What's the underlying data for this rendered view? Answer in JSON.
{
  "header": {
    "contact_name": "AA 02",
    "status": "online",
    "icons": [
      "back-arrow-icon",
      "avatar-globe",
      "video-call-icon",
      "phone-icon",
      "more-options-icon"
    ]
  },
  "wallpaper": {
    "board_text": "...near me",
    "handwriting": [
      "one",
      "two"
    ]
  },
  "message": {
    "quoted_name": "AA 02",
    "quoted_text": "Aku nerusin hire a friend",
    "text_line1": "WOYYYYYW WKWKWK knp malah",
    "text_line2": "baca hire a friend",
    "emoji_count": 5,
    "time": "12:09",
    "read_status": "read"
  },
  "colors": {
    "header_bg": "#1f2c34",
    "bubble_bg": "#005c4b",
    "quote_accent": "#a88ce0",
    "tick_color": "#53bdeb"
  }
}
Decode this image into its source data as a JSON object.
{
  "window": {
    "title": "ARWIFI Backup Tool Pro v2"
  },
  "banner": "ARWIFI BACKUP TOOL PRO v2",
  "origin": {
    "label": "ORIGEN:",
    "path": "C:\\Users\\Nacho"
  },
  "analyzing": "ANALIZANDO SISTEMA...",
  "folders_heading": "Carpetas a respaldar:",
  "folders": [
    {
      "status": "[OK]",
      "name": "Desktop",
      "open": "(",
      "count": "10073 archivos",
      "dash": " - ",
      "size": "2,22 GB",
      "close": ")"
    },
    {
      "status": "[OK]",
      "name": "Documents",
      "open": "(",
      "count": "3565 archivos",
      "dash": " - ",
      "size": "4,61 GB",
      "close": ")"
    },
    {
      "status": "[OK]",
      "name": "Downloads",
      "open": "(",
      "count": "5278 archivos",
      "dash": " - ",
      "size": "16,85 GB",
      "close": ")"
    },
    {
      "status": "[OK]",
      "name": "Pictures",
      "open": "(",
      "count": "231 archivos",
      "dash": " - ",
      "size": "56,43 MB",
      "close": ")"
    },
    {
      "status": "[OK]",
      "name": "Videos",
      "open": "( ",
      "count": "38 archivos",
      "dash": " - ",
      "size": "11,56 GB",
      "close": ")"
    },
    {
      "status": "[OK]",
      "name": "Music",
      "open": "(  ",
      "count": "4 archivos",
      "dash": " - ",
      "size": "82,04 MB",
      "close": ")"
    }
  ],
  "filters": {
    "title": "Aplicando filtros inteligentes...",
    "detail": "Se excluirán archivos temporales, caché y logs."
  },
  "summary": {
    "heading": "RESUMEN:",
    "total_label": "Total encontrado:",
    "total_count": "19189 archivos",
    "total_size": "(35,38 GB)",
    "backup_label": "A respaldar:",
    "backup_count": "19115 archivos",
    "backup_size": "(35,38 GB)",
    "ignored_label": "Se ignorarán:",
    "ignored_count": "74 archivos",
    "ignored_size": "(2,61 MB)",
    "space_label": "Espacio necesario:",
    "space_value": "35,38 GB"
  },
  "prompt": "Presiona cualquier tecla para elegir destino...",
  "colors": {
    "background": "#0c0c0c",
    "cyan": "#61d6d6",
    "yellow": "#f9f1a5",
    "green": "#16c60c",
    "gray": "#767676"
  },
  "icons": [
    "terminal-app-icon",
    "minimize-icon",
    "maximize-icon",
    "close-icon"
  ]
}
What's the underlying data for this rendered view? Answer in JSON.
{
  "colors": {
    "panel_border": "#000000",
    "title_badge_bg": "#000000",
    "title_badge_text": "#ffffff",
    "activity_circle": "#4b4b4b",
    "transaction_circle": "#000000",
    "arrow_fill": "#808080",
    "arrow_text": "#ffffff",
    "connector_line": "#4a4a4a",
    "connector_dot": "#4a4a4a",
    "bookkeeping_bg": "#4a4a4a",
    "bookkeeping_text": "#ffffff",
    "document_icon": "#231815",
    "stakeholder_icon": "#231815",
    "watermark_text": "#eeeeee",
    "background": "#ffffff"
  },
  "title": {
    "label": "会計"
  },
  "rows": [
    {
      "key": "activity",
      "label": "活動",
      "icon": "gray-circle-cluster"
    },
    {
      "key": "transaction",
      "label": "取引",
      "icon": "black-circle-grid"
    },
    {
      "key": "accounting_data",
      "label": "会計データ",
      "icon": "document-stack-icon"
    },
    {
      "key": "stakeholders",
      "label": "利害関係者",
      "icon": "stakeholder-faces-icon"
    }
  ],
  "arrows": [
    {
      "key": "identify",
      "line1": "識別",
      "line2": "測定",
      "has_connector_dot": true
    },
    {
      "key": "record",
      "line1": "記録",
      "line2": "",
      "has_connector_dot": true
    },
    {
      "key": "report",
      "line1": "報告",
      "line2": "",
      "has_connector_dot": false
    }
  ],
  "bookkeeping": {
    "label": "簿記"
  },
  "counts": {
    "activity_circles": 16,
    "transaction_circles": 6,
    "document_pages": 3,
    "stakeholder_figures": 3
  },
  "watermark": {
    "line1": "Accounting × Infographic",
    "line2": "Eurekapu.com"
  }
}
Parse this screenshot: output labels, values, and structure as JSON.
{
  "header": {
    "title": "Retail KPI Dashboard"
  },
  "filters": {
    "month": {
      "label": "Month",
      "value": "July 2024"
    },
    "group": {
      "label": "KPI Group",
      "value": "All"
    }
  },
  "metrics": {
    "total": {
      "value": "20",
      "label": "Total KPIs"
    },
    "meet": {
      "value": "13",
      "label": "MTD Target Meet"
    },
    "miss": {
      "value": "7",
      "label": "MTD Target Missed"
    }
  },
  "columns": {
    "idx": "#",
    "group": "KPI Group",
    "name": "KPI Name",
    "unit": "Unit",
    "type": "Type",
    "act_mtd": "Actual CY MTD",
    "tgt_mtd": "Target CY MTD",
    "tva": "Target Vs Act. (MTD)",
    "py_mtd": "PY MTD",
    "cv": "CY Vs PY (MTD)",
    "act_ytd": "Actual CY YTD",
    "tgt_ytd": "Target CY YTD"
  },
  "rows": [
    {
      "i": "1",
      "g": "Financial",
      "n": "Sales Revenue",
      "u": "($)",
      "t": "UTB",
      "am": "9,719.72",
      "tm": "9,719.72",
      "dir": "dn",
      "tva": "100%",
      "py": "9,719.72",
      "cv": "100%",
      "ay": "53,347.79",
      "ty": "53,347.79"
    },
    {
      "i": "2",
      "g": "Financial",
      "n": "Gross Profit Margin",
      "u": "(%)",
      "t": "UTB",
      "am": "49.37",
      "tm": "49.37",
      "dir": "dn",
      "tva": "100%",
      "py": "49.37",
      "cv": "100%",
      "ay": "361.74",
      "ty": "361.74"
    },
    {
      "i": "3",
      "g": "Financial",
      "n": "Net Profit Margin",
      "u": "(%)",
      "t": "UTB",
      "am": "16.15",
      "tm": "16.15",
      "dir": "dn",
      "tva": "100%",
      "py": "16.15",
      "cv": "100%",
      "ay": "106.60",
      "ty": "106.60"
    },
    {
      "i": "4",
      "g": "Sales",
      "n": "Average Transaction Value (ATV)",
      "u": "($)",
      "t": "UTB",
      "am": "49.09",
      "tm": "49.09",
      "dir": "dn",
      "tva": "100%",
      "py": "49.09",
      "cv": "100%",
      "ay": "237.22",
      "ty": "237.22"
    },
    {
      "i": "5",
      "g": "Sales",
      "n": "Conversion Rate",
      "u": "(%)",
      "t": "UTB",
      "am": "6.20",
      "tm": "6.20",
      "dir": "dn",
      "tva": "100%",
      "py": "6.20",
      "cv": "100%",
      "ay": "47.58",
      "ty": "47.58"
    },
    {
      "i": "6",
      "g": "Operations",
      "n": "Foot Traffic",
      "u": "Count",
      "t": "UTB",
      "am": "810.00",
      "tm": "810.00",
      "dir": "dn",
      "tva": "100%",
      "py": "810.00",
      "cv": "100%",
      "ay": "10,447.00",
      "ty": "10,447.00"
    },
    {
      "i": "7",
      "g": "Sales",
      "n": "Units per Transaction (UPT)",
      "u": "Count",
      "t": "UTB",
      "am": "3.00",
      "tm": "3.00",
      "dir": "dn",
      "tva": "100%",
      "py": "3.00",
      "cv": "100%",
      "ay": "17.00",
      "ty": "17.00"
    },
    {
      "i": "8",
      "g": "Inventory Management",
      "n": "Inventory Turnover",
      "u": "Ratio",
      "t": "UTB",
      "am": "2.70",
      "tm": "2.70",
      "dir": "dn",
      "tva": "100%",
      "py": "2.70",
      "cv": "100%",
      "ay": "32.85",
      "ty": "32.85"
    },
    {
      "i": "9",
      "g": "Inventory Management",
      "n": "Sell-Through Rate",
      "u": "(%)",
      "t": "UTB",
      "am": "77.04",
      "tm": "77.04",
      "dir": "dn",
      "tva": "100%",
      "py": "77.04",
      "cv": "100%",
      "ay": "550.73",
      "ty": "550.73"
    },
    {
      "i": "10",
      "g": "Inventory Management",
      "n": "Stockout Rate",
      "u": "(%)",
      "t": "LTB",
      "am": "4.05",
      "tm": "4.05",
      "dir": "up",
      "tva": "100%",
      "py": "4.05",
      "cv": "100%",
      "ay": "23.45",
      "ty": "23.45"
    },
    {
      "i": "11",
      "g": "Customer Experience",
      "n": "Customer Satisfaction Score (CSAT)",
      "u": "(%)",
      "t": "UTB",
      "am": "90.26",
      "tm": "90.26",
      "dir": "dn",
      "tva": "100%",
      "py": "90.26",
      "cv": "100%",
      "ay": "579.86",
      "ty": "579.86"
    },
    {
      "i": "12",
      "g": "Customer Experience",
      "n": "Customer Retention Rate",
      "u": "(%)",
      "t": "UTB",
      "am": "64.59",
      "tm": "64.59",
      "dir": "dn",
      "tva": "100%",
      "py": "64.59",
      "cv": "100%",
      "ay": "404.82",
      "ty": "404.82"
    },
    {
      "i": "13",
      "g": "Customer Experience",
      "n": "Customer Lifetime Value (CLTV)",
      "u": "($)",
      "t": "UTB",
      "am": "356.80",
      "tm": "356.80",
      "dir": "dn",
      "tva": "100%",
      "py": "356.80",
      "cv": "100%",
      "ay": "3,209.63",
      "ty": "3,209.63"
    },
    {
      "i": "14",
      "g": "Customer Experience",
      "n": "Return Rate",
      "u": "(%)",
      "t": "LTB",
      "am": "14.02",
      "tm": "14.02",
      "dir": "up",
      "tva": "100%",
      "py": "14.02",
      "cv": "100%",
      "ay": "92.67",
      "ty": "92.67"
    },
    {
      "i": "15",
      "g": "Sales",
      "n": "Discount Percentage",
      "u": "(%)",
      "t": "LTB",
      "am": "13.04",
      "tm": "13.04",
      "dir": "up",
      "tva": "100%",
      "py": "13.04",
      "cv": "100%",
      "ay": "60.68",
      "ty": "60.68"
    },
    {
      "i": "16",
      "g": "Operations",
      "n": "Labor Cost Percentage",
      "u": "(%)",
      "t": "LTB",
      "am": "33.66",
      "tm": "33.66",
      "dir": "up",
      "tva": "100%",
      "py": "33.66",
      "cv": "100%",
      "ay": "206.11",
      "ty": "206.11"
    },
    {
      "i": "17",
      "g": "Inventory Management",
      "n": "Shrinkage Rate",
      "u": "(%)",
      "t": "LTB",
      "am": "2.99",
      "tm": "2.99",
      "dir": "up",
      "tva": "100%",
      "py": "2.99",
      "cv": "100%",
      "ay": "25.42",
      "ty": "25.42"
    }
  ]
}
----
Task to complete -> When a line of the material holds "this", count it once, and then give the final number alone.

Problem solution -> 4